Then suddenly, without warning, the other boarder horse started bucking, sent his rider into the air, and then wildly ran out of the arena and into the adjacent areas, saddle flapping on his back! The rider got up, unhurt, and the BO immediately turned to help get the loose horse, who was running fast back and forth. Horses in nearby pastures started whinnying and running around, apparently excited about the adventures of the loose, fast horse. I slipped off of Buckshot and walked him up to the grandson’s horse and stood holding both horses (just in case the loose horse came back into the arena). The young reining horse stood very still. A few minutes later, the loose horse had been caught and his owner headed off to the round pen with him. Whew! A good outcome! No people or horses hurt!

We regrouped, remounted, and went on a nice trail ride through the lovely woods. If I may brag, I was so proud of Buckshot that he didn’t flinch when the horse started bucking and running loose. Maybe he has seen a lot of horse antics at the race track and so isn’t fazed by it. Whatever the reason, I was so proud of his calmness. He also calmly took the lead in the trail ride several times, and did great. (That hasn’t always been the case. When we first started riding on the trail, over a year ago, he would balk and hesitate when we led. But over time, he has changed and now takes the lead confidently when we have to. Good boy!)

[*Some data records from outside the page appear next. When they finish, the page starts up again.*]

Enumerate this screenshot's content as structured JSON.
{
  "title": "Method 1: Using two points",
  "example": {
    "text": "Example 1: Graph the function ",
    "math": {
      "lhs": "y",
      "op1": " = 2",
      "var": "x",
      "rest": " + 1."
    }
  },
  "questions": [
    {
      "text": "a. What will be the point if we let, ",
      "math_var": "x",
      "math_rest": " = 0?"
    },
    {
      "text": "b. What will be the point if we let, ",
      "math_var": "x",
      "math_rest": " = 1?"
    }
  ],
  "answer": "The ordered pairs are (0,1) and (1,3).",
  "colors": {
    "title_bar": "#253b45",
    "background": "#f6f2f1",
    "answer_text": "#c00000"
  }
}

After the ride, I praised him profusely and gave him his post-ride carrots. I walked him slowly back to his pasture, letting him graze on the way. Unfortunately, I had an unpleasant chore to do. It was time for his dewormer. He hates it so. But it has to be done. So, after getting him in his pasture, I held his halter and slipped the dewormer into the side of his mouth. He stood stock still, not moving a muscle, as I held the bottom of the halter and waited for him to swallow. It is as if he is thinking, I will not swallow. I will not swallow. And how can you be so mean? I will not swallow. I can outwait you, lady.

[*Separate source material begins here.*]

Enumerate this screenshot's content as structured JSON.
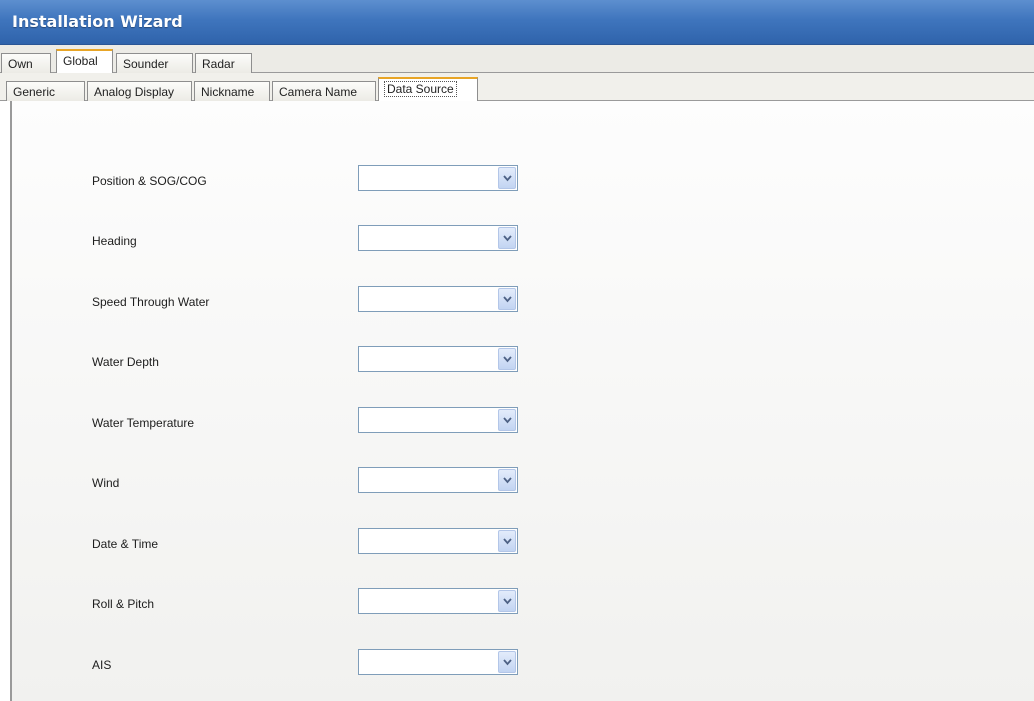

And so I stood there, not saying anything. Then I made swallowing noises with my mouth, and his tongue made a motion. I stood. He stood. I can outwait you, lady, he was still saying. (He is very persistent.) I made another swallowing noise with my mouth, and his mouth made another motion. Then I let go of the halter, and he immediately walked away, sulking. He spit some grass out of his mouth. He just stood, looking sad and sulky at me. I felt so bad. I had a treat in my pocket but sometimes (the only time) he won’t take a treat after a dewormer. I walked slowly over to him and offered him the horse muffin. He didn’t take it. I put it back in my pocket and started toward the gate. And he followed me, which surprised me, since I knew he was slightly mad at me for giving him something that tastes so terrible. I stopped and got the treat out of my pocket and offered it to him again. Again, he didn’t eat it. So back in my pocket it went and I walked away. And again, he followed me! At the gate, both he and Lucky were right behind me, so I split the muffin in two. Lucky eagerly took his piece and Buckshot finally took a piece. Then I told them I would fix their dinners and headed to the feed room to make them dinner.

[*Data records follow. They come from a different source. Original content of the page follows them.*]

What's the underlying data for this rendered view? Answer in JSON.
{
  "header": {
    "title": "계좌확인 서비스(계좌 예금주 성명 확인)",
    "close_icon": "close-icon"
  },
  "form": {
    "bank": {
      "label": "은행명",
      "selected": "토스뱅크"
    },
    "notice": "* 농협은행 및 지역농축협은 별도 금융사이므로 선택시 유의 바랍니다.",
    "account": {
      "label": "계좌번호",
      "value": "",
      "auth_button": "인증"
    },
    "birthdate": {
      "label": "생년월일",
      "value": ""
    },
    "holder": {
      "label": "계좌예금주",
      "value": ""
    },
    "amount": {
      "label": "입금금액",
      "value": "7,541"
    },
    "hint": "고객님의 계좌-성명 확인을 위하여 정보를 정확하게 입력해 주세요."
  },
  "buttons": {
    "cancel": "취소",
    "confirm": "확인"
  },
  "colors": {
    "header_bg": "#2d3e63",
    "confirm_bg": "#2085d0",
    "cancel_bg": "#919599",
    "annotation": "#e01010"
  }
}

(Secretly, without laughing at him, I have to laugh - he is so funny! My most willing horse becomes mad, and sulks when he gets a dewormer. I feel bad because it must taste just horrible. But it so funny to see how determined he is not to swallow, and to make sure I know he doesn’t like it or like me. But then, in time, he will come around. Poor boy!)

I hope you were able to have a ride or spend time with your horses, preferably without dewormers! LOL!